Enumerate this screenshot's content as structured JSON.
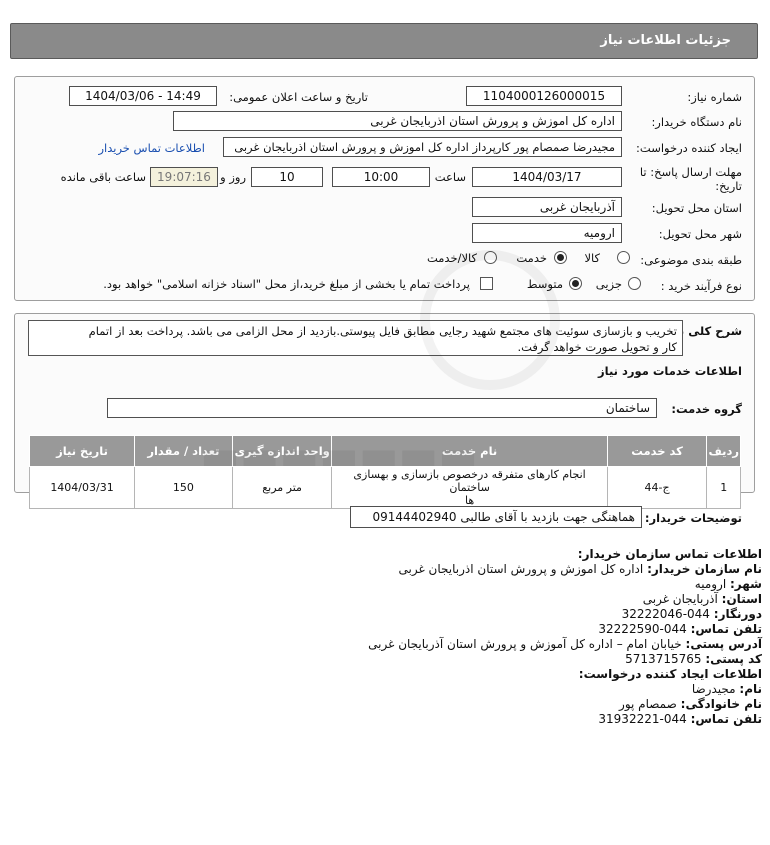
{
  "header": {
    "title": "جزئیات اطلاعات نیاز"
  },
  "need_number": {
    "label": "شماره نیاز:",
    "value": "1104000126000015"
  },
  "announce": {
    "label": "تاریخ و ساعت اعلان عمومی:",
    "value": "1404/03/06 - 14:49"
  },
  "buyer_org": {
    "label": "نام دستگاه خریدار:",
    "value": "اداره کل اموزش و پرورش استان اذربایجان غربی"
  },
  "requester": {
    "label": "ایجاد کننده درخواست:",
    "value": "مجیدرضا صمصام پور کارپرداز اداره کل اموزش و پرورش استان اذربایجان غربی",
    "contact_link": "اطلاعات تماس خریدار"
  },
  "deadline": {
    "label_line1": "مهلت ارسال پاسخ: تا",
    "label_line2": "تاریخ:",
    "date": "1404/03/17",
    "time_label": "ساعت",
    "time": "10:00",
    "days": "10",
    "days_label": "روز و",
    "remaining": "19:07:16",
    "remaining_label": "ساعت باقی مانده"
  },
  "province": {
    "label": "استان محل تحویل:",
    "value": "آذربایجان غربی"
  },
  "city": {
    "label": "شهر محل تحویل:",
    "value": "ارومیه"
  },
  "category": {
    "label": "طبقه بندی موضوعی:",
    "options": [
      "کالا",
      "خدمت",
      "کالا/خدمت"
    ],
    "selected": "خدمت"
  },
  "process": {
    "label": "نوع فرآیند خرید :",
    "options": [
      "جزیی",
      "متوسط"
    ],
    "selected": "متوسط",
    "payment_text": "پرداخت تمام یا بخشی از مبلغ خرید،از محل \"اسناد خزانه اسلامی\" خواهد بود."
  },
  "description": {
    "label": "شرح کلی نیاز:",
    "line1": "تخریب و بازسازی سوئیت های مجتمع شهید رجایی مطابق فایل پیوستی.بازدید از محل الزامی می باشد. پرداخت بعد از اتمام",
    "line2": "کار و تحویل صورت خواهد گرفت."
  },
  "services": {
    "title": "اطلاعات خدمات مورد نیاز",
    "group_label": "گروه خدمت:",
    "group_value": "ساختمان",
    "columns": [
      "ردیف",
      "کد خدمت",
      "نام خدمت",
      "واحد اندازه گیری",
      "تعداد / مقدار",
      "تاریخ نیاز"
    ],
    "rows": [
      {
        "row": "1",
        "code": "ج-44",
        "name_line1": "انجام کارهای متفرقه درخصوص بازسازی و بهسازی ساختمان",
        "name_line2": "ها",
        "unit": "متر مربع",
        "qty": "150",
        "date": "1404/03/31"
      }
    ]
  },
  "buyer_notes": {
    "label": "توضیحات خریدار:",
    "value": "هماهنگی جهت بازدید با آقای طالبی 09144402940"
  },
  "contact": {
    "title": "اطلاعات تماس سازمان خریدار:",
    "org_label": "نام سازمان خریدار:",
    "org_value": "اداره کل اموزش و پرورش استان اذربایجان غربی",
    "city_label": "شهر:",
    "city_value": "ارومیه",
    "province_label": "استان:",
    "province_value": "آذربایجان غربی",
    "fax_label": "دورنگار:",
    "fax_value": "044-32222046",
    "phone_label": "تلفن تماس:",
    "phone_value": "044-32222590",
    "address_label": "آدرس پستی:",
    "address_value": "خیابان امام – اداره کل آموزش و پرورش استان آذربایجان غربی",
    "postal_label": "کد پستی:",
    "postal_value": "5713715765",
    "creator_title": "اطلاعات ایجاد کننده درخواست:",
    "first_label": "نام:",
    "first_value": "مجیدرضا",
    "last_label": "نام خانوادگی:",
    "last_value": "صمصام پور",
    "cphone_label": "تلفن تماس:",
    "cphone_value": "044-31932221"
  }
}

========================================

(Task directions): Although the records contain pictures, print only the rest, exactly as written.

(Answer for this exercise):
Enumerate this screenshot's content as structured JSON.
{
  "header": {
    "title": "جزئیات اطلاعات نیاز"
  },
  "need_number": {
    "label": "شماره نیاز:",
    "value": "1104000126000015"
  },
  "announce": {
    "label": "تاریخ و ساعت اعلان عمومی:",
    "value": "1404/03/06 - 14:49"
  },
  "buyer_org": {
    "label": "نام دستگاه خریدار:",
    "value": "اداره کل اموزش و پرورش استان اذربایجان غربی"
  },
  "requester": {
    "label": "ایجاد کننده درخواست:",
    "value": "مجیدرضا صمصام پور کارپرداز اداره کل اموزش و پرورش استان اذربایجان غربی",
    "contact_link": "اطلاعات تماس خریدار"
  },
  "deadline": {
    "label_line1": "مهلت ارسال پاسخ: تا",
    "label_line2": "تاریخ:",
    "date": "1404/03/17",
    "time_label": "ساعت",
    "time": "10:00",
    "days": "10",
    "days_label": "روز و",
    "remaining": "19:07:16",
    "remaining_label": "ساعت باقی مانده"
  },
  "province": {
    "label": "استان محل تحویل:",
    "value": "آذربایجان غربی"
  },
  "city": {
    "label": "شهر محل تحویل:",
    "value": "ارومیه"
  },
  "category": {
    "label": "طبقه بندی موضوعی:",
    "options": [
      "کالا",
      "خدمت",
      "کالا/خدمت"
    ],
    "selected": "خدمت"
  },
  "process": {
    "label": "نوع فرآیند خرید :",
    "options": [
      "جزیی",
      "متوسط"
    ],
    "selected": "متوسط",
    "payment_text": "پرداخت تمام یا بخشی از مبلغ خرید،از محل \"اسناد خزانه اسلامی\" خواهد بود."
  },
  "description": {
    "label": "شرح کلی نیاز:",
    "line1": "تخریب و بازسازی سوئیت های مجتمع شهید رجایی مطابق فایل پیوستی.بازدید از محل الزامی می باشد. پرداخت بعد از اتمام",
    "line2": "کار و تحویل صورت خواهد گرفت."
  },
  "services": {
    "title": "اطلاعات خدمات مورد نیاز",
    "group_label": "گروه خدمت:",
    "group_value": "ساختمان",
    "columns": [
      "ردیف",
      "کد خدمت",
      "نام خدمت",
      "واحد اندازه گیری",
      "تعداد / مقدار",
      "تاریخ نیاز"
    ],
    "rows": [
      {
        "row": "1",
        "code": "ج-44",
        "name_line1": "انجام کارهای متفرقه درخصوص بازسازی و بهسازی ساختمان",
        "name_line2": "ها",
        "unit": "متر مربع",
        "qty": "150",
        "date": "1404/03/31"
      }
    ]
  },
  "buyer_notes": {
    "label": "توضیحات خریدار:",
    "value": "هماهنگی جهت بازدید با آقای طالبی 09144402940"
  },
  "contact": {
    "title": "اطلاعات تماس سازمان خریدار:",
    "org_label": "نام سازمان خریدار:",
    "org_value": "اداره کل اموزش و پرورش استان اذربایجان غربی",
    "city_label": "شهر:",
    "city_value": "ارومیه",
    "province_label": "استان:",
    "province_value": "آذربایجان غربی",
    "fax_label": "دورنگار:",
    "fax_value": "044-32222046",
    "phone_label": "تلفن تماس:",
    "phone_value": "044-32222590",
    "address_label": "آدرس پستی:",
    "address_value": "خیابان امام – اداره کل آموزش و پرورش استان آذربایجان غربی",
    "postal_label": "کد پستی:",
    "postal_value": "5713715765",
    "creator_title": "اطلاعات ایجاد کننده درخواست:",
    "first_label": "نام:",
    "first_value": "مجیدرضا",
    "last_label": "نام خانوادگی:",
    "last_value": "صمصام پور",
    "cphone_label": "تلفن تماس:",
    "cphone_value": "044-31932221"
  }
}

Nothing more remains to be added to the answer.